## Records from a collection
###
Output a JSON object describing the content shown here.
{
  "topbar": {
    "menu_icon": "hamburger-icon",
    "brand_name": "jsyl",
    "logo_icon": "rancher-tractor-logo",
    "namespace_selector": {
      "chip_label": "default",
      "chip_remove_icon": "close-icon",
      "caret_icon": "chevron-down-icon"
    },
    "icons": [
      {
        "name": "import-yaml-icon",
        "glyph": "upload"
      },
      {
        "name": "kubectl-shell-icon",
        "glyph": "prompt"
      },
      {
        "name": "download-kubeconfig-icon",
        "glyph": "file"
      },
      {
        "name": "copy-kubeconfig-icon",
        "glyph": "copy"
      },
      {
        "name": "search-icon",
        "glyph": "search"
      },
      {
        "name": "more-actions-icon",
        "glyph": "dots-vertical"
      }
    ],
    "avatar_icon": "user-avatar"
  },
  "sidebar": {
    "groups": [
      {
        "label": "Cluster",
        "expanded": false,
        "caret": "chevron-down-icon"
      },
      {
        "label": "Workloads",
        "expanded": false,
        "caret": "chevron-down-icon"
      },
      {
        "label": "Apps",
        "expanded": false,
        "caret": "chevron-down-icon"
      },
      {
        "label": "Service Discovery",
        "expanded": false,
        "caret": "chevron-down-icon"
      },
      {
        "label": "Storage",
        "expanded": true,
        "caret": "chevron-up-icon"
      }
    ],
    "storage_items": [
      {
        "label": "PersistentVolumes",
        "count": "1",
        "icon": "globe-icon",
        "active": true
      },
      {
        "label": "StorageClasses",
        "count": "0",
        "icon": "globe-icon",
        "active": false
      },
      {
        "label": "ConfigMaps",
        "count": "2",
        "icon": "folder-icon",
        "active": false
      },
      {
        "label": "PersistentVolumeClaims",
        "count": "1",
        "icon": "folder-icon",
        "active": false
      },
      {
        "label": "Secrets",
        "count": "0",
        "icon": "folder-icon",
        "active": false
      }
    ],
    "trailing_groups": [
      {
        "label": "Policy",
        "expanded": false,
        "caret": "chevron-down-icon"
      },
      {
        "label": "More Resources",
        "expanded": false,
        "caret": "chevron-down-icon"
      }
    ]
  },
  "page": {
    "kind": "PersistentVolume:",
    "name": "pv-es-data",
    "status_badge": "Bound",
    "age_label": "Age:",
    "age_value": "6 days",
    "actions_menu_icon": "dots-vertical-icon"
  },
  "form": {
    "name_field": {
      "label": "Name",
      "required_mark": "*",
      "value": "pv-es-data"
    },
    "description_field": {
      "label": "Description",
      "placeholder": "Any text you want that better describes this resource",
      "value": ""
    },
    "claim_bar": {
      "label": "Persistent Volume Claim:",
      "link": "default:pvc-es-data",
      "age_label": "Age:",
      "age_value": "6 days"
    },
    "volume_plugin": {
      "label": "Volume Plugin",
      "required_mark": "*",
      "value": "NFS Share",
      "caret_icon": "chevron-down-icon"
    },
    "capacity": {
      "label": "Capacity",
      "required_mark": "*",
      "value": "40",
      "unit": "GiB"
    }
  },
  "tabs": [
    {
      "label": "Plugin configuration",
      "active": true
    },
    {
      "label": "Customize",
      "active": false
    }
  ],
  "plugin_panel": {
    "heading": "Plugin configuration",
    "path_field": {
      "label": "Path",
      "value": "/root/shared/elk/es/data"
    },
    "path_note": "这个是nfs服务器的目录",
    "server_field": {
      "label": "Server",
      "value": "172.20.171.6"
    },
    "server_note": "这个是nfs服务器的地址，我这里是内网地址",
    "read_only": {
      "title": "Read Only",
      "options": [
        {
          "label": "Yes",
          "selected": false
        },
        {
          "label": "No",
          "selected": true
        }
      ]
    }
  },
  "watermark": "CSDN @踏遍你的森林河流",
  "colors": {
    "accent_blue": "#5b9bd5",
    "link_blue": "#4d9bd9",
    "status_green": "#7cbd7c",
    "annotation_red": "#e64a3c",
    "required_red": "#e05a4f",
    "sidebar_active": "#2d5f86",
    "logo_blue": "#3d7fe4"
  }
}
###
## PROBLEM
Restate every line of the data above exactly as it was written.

## YOUR RESPONSE
Output a JSON object describing the content shown here.
{
  "topbar": {
    "menu_icon": "hamburger-icon",
    "brand_name": "jsyl",
    "logo_icon": "rancher-tractor-logo",
    "namespace_selector": {
      "chip_label": "default",
      "chip_remove_icon": "close-icon",
      "caret_icon": "chevron-down-icon"
    },
    "icons": [
      {
        "name": "import-yaml-icon",
        "glyph": "upload"
      },
      {
        "name": "kubectl-shell-icon",
        "glyph": "prompt"
      },
      {
        "name": "download-kubeconfig-icon",
        "glyph": "file"
      },
      {
        "name": "copy-kubeconfig-icon",
        "glyph": "copy"
      },
      {
        "name": "search-icon",
        "glyph": "search"
      },
      {
        "name": "more-actions-icon",
        "glyph": "dots-vertical"
      }
    ],
    "avatar_icon": "user-avatar"
  },
  "sidebar": {
    "groups": [
      {
        "label": "Cluster",
        "expanded": false,
        "caret": "chevron-down-icon"
      },
      {
        "label": "Workloads",
        "expanded": false,
        "caret": "chevron-down-icon"
      },
      {
        "label": "Apps",
        "expanded": false,
        "caret": "chevron-down-icon"
      },
      {
        "label": "Service Discovery",
        "expanded": false,
        "caret": "chevron-down-icon"
      },
      {
        "label": "Storage",
        "expanded": true,
        "caret": "chevron-up-icon"
      }
    ],
    "storage_items": [
      {
        "label": "PersistentVolumes",
        "count": "1",
        "icon": "globe-icon",
        "active": true
      },
      {
        "label": "StorageClasses",
        "count": "0",
        "icon": "globe-icon",
        "active": false
      },
      {
        "label": "ConfigMaps",
        "count": "2",
        "icon": "folder-icon",
        "active": false
      },
      {
        "label": "PersistentVolumeClaims",
        "count": "1",
        "icon": "folder-icon",
        "active": false
      },
      {
        "label": "Secrets",
        "count": "0",
        "icon": "folder-icon",
        "active": false
      }
    ],
    "trailing_groups": [
      {
        "label": "Policy",
        "expanded": false,
        "caret": "chevron-down-icon"
      },
      {
        "label": "More Resources",
        "expanded": false,
        "caret": "chevron-down-icon"
      }
    ]
  },
  "page": {
    "kind": "PersistentVolume:",
    "name": "pv-es-data",
    "status_badge": "Bound",
    "age_label": "Age:",
    "age_value": "6 days",
    "actions_menu_icon": "dots-vertical-icon"
  },
  "form": {
    "name_field": {
      "label": "Name",
      "required_mark": "*",
      "value": "pv-es-data"
    },
    "description_field": {
      "label": "Description",
      "placeholder": "Any text you want that better describes this resource",
      "value": ""
    },
    "claim_bar": {
      "label": "Persistent Volume Claim:",
      "link": "default:pvc-es-data",
      "age_label": "Age:",
      "age_value": "6 days"
    },
    "volume_plugin": {
      "label": "Volume Plugin",
      "required_mark": "*",
      "value": "NFS Share",
      "caret_icon": "chevron-down-icon"
    },
    "capacity": {
      "label": "Capacity",
      "required_mark": "*",
      "value": "40",
      "unit": "GiB"
    }
  },
  "tabs": [
    {
      "label": "Plugin configuration",
      "active": true
    },
    {
      "label": "Customize",
      "active": false
    }
  ],
  "plugin_panel": {
    "heading": "Plugin configuration",
    "path_field": {
      "label": "Path",
      "value": "/root/shared/elk/es/data"
    },
    "path_note": "这个是nfs服务器的目录",
    "server_field": {
      "label": "Server",
      "value": "172.20.171.6"
    },
    "server_note": "这个是nfs服务器的地址，我这里是内网地址",
    "read_only": {
      "title": "Read Only",
      "options": [
        {
          "label": "Yes",
          "selected": false
        },
        {
          "label": "No",
          "selected": true
        }
      ]
    }
  },
  "watermark": "CSDN @踏遍你的森林河流",
  "colors": {
    "accent_blue": "#5b9bd5",
    "link_blue": "#4d9bd9",
    "status_green": "#7cbd7c",
    "annotation_red": "#e64a3c",
    "required_red": "#e05a4f",
    "sidebar_active": "#2d5f86",
    "logo_blue": "#3d7fe4"
  }
}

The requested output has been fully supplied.